When Cardi B officially stepped onto the music scene last year, she wasn’t just hip-hop’s freshest MC, but fashion’s newest “it” girl, with the spotlight following her to major fashion shows and parties across the world. In an exclusive new TIDAL documentary titled I’m Here Muthaf*ckas, Cardi discusses her come-up in the industry as she headlines the TIDAL x Moschino party at Art Basel Miami 2017. “These fashion people, they so high-end,” she tells TIDAL in the doc.
With the Time’s Up movement gaining even more momentum, the women of Hollywood have added a branch to focus on the gender pay gap. As a way to combat inequality in the industry, a number of high profile actresses have reportedly brainstormed strategies and tactics to receive the money they deserve. Tracee Ellis Ross, in particular, has boldly come up with an idea to close the pay gap between her and Black-ish co-star Anthony Anderson.
Jada Pinkett Smith has never shied away from speaking her mind and voicing her opinions on a number of topics. She spoke up in 2016, when the Oscars debuted an all-white nominations pool on Facebook; and she voiced her concerns with Tiffany Haddish’s exclusion from the Golden Globes for her role in Girls Trip on Twitter. But now, the actress is getting a new platform to voice her opinions on a number of different issues.

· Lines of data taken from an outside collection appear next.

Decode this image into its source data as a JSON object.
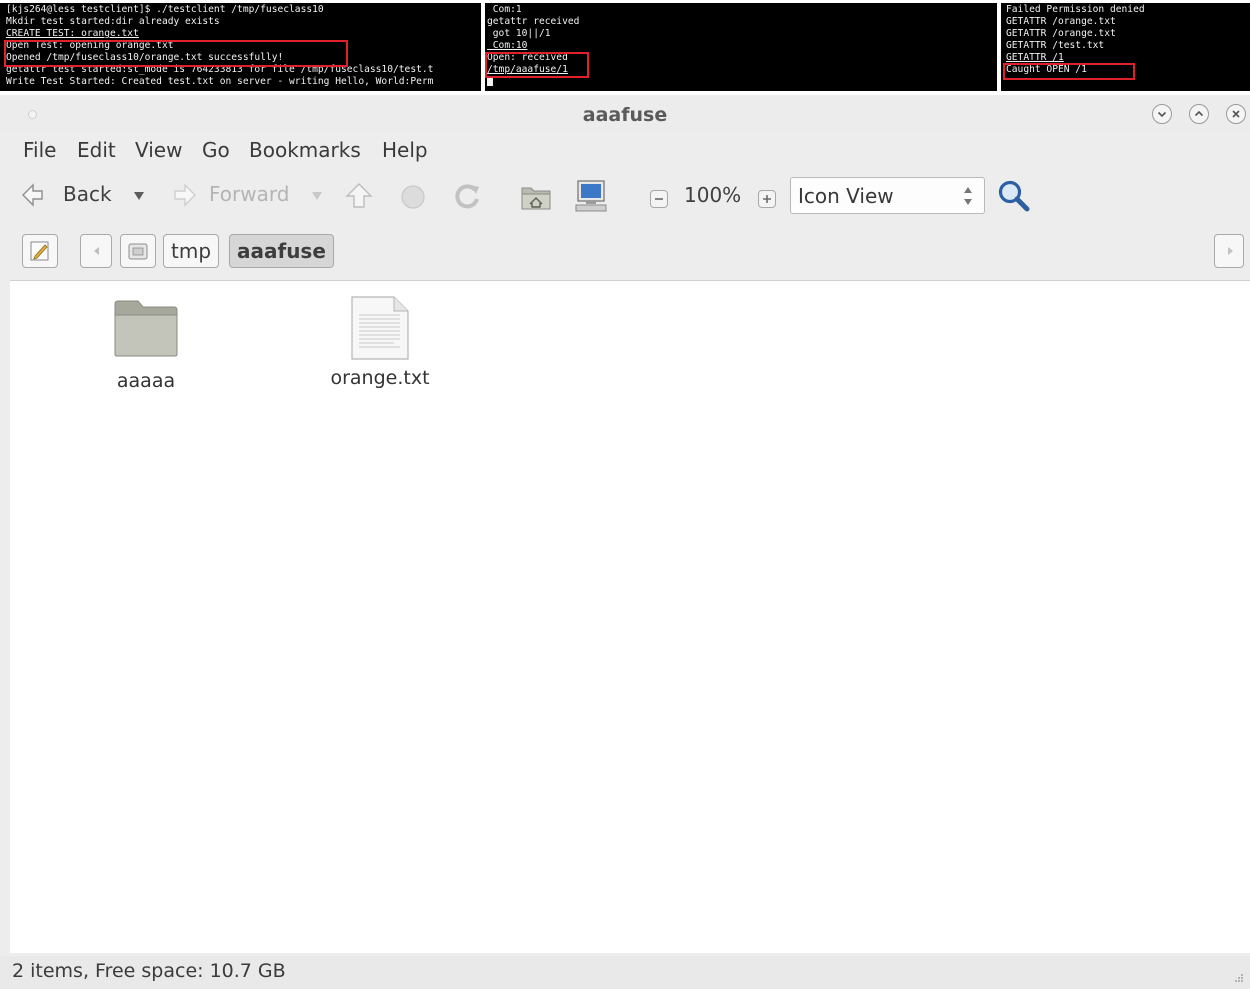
{
  "terminals": {
    "left": {
      "lines": [
        "[kjs264@less testclient]$ ./testclient /tmp/fuseclass10",
        "Mkdir test started:dir already exists",
        "CREATE TEST: orange.txt",
        "Open Test: opening orange.txt",
        "Opened /tmp/fuseclass10/orange.txt successfully!",
        "getattr test started:st_mode is 764233813 for file /tmp/fuseclass10/test.t",
        "Write Test Started: Created test.txt on server - writing Hello, World:Perm"
      ]
    },
    "middle": {
      "lines": [
        " Com:1",
        "getattr received",
        " got 10||/1",
        " Com:10",
        "Open: received",
        "/tmp/aaafuse/1"
      ]
    },
    "right": {
      "lines": [
        "Failed Permission denied",
        "GETATTR /orange.txt",
        "GETATTR /orange.txt",
        "GETATTR /test.txt",
        "GETATTR /1",
        "Caught OPEN /1"
      ]
    },
    "highlight_color": "#e0202a"
  },
  "window": {
    "title": "aaafuse",
    "menu": [
      "File",
      "Edit",
      "View",
      "Go",
      "Bookmarks",
      "Help"
    ],
    "toolbar": {
      "back_label": "Back",
      "forward_label": "Forward",
      "zoom_level": "100%",
      "view_mode": "Icon View"
    },
    "breadcrumbs": [
      "tmp",
      "aaafuse"
    ],
    "items": [
      {
        "name": "aaaaa",
        "type": "folder-icon"
      },
      {
        "name": "orange.txt",
        "type": "text-file-icon"
      }
    ],
    "status": "2 items, Free space: 10.7 GB"
  }
}
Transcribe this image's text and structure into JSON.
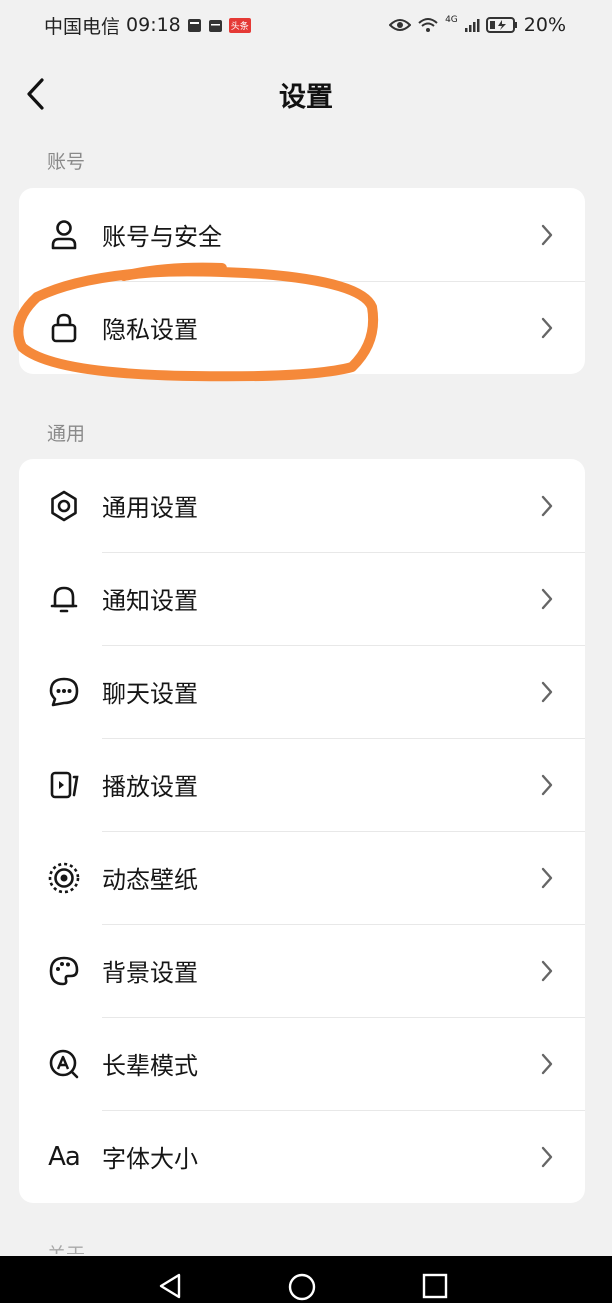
{
  "status_bar": {
    "carrier": "中国电信",
    "time": "09:18",
    "app_badge": "头条",
    "network": "4G",
    "battery": "20%"
  },
  "header": {
    "title": "设置",
    "back_icon": "chevron-left-icon"
  },
  "sections": {
    "account": {
      "label": "账号",
      "items": [
        {
          "label": "账号与安全",
          "icon": "user-icon"
        },
        {
          "label": "隐私设置",
          "icon": "lock-icon"
        }
      ]
    },
    "general": {
      "label": "通用",
      "items": [
        {
          "label": "通用设置",
          "icon": "gear-icon"
        },
        {
          "label": "通知设置",
          "icon": "bell-icon"
        },
        {
          "label": "聊天设置",
          "icon": "chat-bubble-icon"
        },
        {
          "label": "播放设置",
          "icon": "play-screen-icon"
        },
        {
          "label": "动态壁纸",
          "icon": "live-wallpaper-icon"
        },
        {
          "label": "背景设置",
          "icon": "palette-icon"
        },
        {
          "label": "长辈模式",
          "icon": "elder-mode-icon"
        },
        {
          "label": "字体大小",
          "icon": "font-size-icon",
          "icon_text": "Aa"
        }
      ]
    },
    "next_section_partial": {
      "label": "关于"
    }
  },
  "colors": {
    "background": "#f1f1f1",
    "card": "#ffffff",
    "highlight_stroke": "#f5893a",
    "nav_bar": "#000000"
  },
  "annotation": {
    "type": "hand-drawn circle",
    "target": "隐私设置"
  }
}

Muck Rack makes it simple to find people, tweets, or articles that mention any name, keyword, company, hashtag etc. We've compiled this guide to help you make the most of your search.
Selecting a term
Start searching tweets, articles from media outlets, articles mentioned in tweets, journalists'
names, titles and bios with some suggested searches:
Companies or Topics (e.g. iPhone, Microsoft)
Phrases (e.g. "cloud computing") — use quotes to keep the terms together
Twitter handles (e.g. @username) — returns those who have mentioned or replied to
Names (e.g. "David Pogue")
Hashtags (e.g. #sxsw, #london2012)
Bio details (e.g. vegan, Olympics, father)
Muck Rack's Advanced Search allows for many boolean operators.
Find results that mention multiple specified terms, use AND or
+. For example, ensure each result contains both Elon Musk and Mark Zuckerberg by
searching Musk AND Zuckerberg or Musk + Zuckerberg.
Use the operators OR or , to broaden your search when you'd like either of
multiple terms to appear in results. (This is the default behavior of our search when no operators
are used). For example, results will contain either cake or cookie by searching cake OR cookie or cake,cookie
Use NOT or - to subtract results from your search. For
example, searching Disney will yield results about the Walt Disney Company as well as Walt Disney
World Resort. To exclude mentions of Disney World, search for Disney -World or Disney
When using one of these operators with a phrase, enclose it in quotation marks. For example, you can
find results about smartphones excluding Apple's iPhone 4S by searching smartphone -"iPhone
Exact case matching or punctuation
If you're searching for a brand name or keyword that relies on specific punctuation marks or capitalization, you can
find results that match your exact query by adding matchcase: before the keyword you're searching for, like matchcase:E*TRADE .
Use parentheses to separate multiple
boolean phrases. For example, to find journalists talking about having fun in Disney World or
Disneyland, search for ("disney world" OR disneyland) AND fun.
An asterisk can be used to search for any variation of a root word truncated by the asterisk. For example, searching for admin* will return results for administrator, administration, administer, administered, etc.
A near operator is an AND operator where you can control the distance between the words. You can vary the distance the near operation uses by adding a forward slash and number (between 0-99) such as strawberries NEAR/10 "whipped cream", which means the strawberries must exist within 10 words of "whipped cream".